> _Problem description_
Output the full listing below, keeping each line exact.

> _Data for the task_

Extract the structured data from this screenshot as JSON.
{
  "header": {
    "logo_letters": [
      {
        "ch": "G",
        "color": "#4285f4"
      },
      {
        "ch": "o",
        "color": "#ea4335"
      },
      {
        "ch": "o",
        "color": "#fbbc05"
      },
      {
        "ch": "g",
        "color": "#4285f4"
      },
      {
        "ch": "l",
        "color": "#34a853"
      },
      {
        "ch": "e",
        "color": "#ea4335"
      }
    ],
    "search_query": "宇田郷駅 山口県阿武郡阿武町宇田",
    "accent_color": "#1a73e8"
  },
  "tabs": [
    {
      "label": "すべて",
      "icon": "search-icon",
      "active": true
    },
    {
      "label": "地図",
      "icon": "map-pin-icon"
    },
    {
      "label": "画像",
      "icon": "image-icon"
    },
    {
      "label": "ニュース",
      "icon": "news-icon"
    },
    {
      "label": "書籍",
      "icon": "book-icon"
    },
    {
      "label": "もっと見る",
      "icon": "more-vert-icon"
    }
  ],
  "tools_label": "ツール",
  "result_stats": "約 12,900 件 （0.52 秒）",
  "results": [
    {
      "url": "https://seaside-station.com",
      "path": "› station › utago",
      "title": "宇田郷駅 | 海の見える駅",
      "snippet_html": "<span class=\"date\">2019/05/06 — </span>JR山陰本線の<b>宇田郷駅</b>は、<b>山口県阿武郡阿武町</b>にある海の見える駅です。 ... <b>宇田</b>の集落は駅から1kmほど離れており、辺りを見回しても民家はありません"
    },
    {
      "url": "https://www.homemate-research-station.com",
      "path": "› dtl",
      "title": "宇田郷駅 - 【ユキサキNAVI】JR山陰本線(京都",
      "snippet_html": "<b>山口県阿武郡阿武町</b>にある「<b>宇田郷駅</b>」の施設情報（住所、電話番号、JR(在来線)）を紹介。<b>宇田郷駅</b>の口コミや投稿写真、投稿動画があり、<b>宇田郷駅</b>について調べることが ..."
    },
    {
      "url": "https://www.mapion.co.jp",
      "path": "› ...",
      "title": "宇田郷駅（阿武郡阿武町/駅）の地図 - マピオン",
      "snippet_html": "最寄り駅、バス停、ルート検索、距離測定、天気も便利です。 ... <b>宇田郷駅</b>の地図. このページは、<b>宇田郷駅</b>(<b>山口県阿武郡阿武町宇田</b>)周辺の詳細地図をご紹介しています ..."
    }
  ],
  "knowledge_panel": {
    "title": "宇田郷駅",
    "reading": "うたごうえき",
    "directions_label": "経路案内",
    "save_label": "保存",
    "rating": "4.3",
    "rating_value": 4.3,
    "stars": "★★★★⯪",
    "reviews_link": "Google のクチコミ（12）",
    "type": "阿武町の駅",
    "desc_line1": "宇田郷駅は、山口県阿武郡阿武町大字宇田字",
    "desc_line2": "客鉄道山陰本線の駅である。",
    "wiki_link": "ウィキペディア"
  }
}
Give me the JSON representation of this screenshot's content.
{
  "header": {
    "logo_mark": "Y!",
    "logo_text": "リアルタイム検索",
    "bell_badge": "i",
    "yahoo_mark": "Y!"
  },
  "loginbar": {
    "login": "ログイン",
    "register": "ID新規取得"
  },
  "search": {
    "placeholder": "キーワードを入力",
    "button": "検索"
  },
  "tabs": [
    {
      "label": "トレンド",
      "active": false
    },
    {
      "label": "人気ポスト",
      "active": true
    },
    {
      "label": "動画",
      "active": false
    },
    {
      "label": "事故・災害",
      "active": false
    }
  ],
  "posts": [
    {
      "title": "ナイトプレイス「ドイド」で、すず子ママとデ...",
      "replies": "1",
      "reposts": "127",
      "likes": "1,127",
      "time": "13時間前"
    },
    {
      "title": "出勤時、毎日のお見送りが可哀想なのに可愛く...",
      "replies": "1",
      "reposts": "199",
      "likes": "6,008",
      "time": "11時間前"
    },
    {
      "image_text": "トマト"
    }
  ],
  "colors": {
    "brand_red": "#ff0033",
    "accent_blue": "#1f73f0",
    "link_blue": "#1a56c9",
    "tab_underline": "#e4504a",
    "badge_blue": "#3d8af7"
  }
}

> _Final answer_
Extract the structured data from this screenshot as JSON.
{
  "header": {
    "logo_letters": [
      {
        "ch": "G",
        "color": "#4285f4"
      },
      {
        "ch": "o",
        "color": "#ea4335"
      },
      {
        "ch": "o",
        "color": "#fbbc05"
      },
      {
        "ch": "g",
        "color": "#4285f4"
      },
      {
        "ch": "l",
        "color": "#34a853"
      },
      {
        "ch": "e",
        "color": "#ea4335"
      }
    ],
    "search_query": "宇田郷駅 山口県阿武郡阿武町宇田",
    "accent_color": "#1a73e8"
  },
  "tabs": [
    {
      "label": "すべて",
      "icon": "search-icon",
      "active": true
    },
    {
      "label": "地図",
      "icon": "map-pin-icon"
    },
    {
      "label": "画像",
      "icon": "image-icon"
    },
    {
      "label": "ニュース",
      "icon": "news-icon"
    },
    {
      "label": "書籍",
      "icon": "book-icon"
    },
    {
      "label": "もっと見る",
      "icon": "more-vert-icon"
    }
  ],
  "tools_label": "ツール",
  "result_stats": "約 12,900 件 （0.52 秒）",
  "results": [
    {
      "url": "https://seaside-station.com",
      "path": "› station › utago",
      "title": "宇田郷駅 | 海の見える駅",
      "snippet_html": "<span class=\"date\">2019/05/06 — </span>JR山陰本線の<b>宇田郷駅</b>は、<b>山口県阿武郡阿武町</b>にある海の見える駅です。 ... <b>宇田</b>の集落は駅から1kmほど離れており、辺りを見回しても民家はありません"
    },
    {
      "url": "https://www.homemate-research-station.com",
      "path": "› dtl",
      "title": "宇田郷駅 - 【ユキサキNAVI】JR山陰本線(京都",
      "snippet_html": "<b>山口県阿武郡阿武町</b>にある「<b>宇田郷駅</b>」の施設情報（住所、電話番号、JR(在来線)）を紹介。<b>宇田郷駅</b>の口コミや投稿写真、投稿動画があり、<b>宇田郷駅</b>について調べることが ..."
    },
    {
      "url": "https://www.mapion.co.jp",
      "path": "› ...",
      "title": "宇田郷駅（阿武郡阿武町/駅）の地図 - マピオン",
      "snippet_html": "最寄り駅、バス停、ルート検索、距離測定、天気も便利です。 ... <b>宇田郷駅</b>の地図. このページは、<b>宇田郷駅</b>(<b>山口県阿武郡阿武町宇田</b>)周辺の詳細地図をご紹介しています ..."
    }
  ],
  "knowledge_panel": {
    "title": "宇田郷駅",
    "reading": "うたごうえき",
    "directions_label": "経路案内",
    "save_label": "保存",
    "rating": "4.3",
    "rating_value": 4.3,
    "stars": "★★★★⯪",
    "reviews_link": "Google のクチコミ（12）",
    "type": "阿武町の駅",
    "desc_line1": "宇田郷駅は、山口県阿武郡阿武町大字宇田字",
    "desc_line2": "客鉄道山陰本線の駅である。",
    "wiki_link": "ウィキペディア"
  }
}
Give me the JSON representation of this screenshot's content.
{
  "header": {
    "logo_mark": "Y!",
    "logo_text": "リアルタイム検索",
    "bell_badge": "i",
    "yahoo_mark": "Y!"
  },
  "loginbar": {
    "login": "ログイン",
    "register": "ID新規取得"
  },
  "search": {
    "placeholder": "キーワードを入力",
    "button": "検索"
  },
  "tabs": [
    {
      "label": "トレンド",
      "active": false
    },
    {
      "label": "人気ポスト",
      "active": true
    },
    {
      "label": "動画",
      "active": false
    },
    {
      "label": "事故・災害",
      "active": false
    }
  ],
  "posts": [
    {
      "title": "ナイトプレイス「ドイド」で、すず子ママとデ...",
      "replies": "1",
      "reposts": "127",
      "likes": "1,127",
      "time": "13時間前"
    },
    {
      "title": "出勤時、毎日のお見送りが可哀想なのに可愛く...",
      "replies": "1",
      "reposts": "199",
      "likes": "6,008",
      "time": "11時間前"
    },
    {
      "image_text": "トマト"
    }
  ],
  "colors": {
    "brand_red": "#ff0033",
    "accent_blue": "#1f73f0",
    "link_blue": "#1a56c9",
    "tab_underline": "#e4504a",
    "badge_blue": "#3d8af7"
  }
}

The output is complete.